Jesus, of course, resists these temptations through God’s word. In doing so, he reaffirms that vocation which, though manifested in his baptism, is grounded in the depths of eternity; his “No” to the Devil is in fact a “Yes” to the Father, and in this he triumphs over the one who would turn him from the Father’s course. This triumph, however, is not so much for himself, as for us; and it is such in at least two ways.
Firstly, as is often noted, Jesus triumphs for us in that the battle he wins is one that had previously been lost – by Adam, by Israel, and with them, by all of us. Luke tells the story of the temptations expressly to show that where those ‘sons of God’ failed,6 here the true Son of God – the true Adam, the true Israel – resists temptation, refuses to yield to sin and to Satan, and so undoes the knot that we had tied.
Secondly, Jesus triumphs for us in that his refusal to turn from suffering is a refusal to turn from the path by which he will redeem us. Jesus suffering isn’t, of course, something arbitrary that the Father has set upon him; it is the means of our salvation. This is how Jesus will bring not only himself, but us with him into his kingdom – by refusing to insist that his sonship ought to afford and preserve him certain rights and privileges, and instead committing to relinquish such things for us. Therefore, when Jesus says “No” to the devil in the wilderness, he says “Yes” to God, but as such he also says “Yes” to us. Jesus will not abandon the way of the cross, because he will not abandon us. He will not be Son simply for himself; no matter the cost, he refuses to be king without his people.
1 Homilies on Matthew
2 See the comments on Luke 4:1-13 in the Harmony of the Evangelists

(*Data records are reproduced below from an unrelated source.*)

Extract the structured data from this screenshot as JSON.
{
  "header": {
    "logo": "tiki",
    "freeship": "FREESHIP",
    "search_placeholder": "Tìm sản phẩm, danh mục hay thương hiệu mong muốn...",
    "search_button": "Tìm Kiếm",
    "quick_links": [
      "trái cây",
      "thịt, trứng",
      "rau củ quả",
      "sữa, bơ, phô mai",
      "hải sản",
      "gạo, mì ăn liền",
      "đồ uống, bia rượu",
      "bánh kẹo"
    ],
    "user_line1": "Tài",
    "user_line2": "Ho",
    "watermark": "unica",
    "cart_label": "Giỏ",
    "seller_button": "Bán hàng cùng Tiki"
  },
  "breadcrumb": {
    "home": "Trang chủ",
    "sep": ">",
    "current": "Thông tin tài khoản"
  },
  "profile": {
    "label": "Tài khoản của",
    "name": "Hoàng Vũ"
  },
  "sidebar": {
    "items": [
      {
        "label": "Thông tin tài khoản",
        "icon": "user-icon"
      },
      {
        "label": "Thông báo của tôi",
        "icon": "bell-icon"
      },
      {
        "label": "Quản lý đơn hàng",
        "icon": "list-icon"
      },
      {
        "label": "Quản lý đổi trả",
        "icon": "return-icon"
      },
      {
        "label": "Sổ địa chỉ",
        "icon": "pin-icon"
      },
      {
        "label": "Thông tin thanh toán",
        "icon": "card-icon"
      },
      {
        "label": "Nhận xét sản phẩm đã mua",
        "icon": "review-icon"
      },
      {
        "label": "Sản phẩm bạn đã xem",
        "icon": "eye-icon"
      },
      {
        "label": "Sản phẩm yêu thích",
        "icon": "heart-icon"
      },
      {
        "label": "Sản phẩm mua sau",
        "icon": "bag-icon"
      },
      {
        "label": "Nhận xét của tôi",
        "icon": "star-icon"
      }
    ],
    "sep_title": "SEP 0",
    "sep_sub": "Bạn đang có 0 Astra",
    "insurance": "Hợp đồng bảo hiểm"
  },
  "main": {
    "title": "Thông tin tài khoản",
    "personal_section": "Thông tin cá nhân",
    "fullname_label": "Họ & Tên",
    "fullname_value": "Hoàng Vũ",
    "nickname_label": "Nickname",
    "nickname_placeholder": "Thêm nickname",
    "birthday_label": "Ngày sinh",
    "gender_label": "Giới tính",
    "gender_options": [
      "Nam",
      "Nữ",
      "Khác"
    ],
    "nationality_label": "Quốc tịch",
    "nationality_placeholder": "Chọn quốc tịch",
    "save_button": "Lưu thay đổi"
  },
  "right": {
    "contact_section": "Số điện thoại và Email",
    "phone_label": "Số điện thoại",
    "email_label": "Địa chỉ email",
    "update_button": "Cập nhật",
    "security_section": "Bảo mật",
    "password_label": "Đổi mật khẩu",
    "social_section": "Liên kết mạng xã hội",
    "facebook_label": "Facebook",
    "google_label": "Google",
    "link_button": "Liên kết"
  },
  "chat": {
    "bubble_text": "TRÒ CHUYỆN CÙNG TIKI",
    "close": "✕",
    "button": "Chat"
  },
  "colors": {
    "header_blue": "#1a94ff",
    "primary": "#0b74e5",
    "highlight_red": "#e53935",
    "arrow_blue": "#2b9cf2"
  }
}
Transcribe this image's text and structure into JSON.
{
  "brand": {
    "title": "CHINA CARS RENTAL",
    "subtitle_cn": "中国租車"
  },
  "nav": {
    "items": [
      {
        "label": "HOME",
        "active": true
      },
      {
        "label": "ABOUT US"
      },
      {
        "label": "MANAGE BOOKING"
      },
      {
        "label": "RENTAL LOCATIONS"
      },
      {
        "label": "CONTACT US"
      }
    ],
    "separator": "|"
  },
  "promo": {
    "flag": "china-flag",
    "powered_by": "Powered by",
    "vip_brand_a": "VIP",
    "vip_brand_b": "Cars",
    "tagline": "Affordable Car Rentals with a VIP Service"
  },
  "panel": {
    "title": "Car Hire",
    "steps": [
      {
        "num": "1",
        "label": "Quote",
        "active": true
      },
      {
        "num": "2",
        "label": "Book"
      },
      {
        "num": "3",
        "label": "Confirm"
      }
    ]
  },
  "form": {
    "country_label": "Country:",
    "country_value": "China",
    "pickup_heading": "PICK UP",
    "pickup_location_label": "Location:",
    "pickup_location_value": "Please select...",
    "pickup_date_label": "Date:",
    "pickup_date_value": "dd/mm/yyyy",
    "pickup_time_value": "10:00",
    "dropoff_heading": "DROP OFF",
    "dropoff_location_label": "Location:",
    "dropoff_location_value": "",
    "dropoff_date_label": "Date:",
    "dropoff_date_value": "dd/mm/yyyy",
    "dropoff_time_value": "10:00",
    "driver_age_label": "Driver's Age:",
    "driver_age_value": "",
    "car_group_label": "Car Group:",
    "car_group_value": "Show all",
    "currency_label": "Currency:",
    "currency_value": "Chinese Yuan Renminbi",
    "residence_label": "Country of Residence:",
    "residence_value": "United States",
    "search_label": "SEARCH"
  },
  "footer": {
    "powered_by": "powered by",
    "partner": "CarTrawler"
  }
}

4 Notice that in Luke’s account, it is specifically one loaf that Jesus is tempted to produce – in contrast to the later miracle of the loaves and fishes, this would be a purely self-serving act.
5 Pss. 2:7-8; Lk. 1:32-33
6 Exod. 4:22-23; Lk. 3:38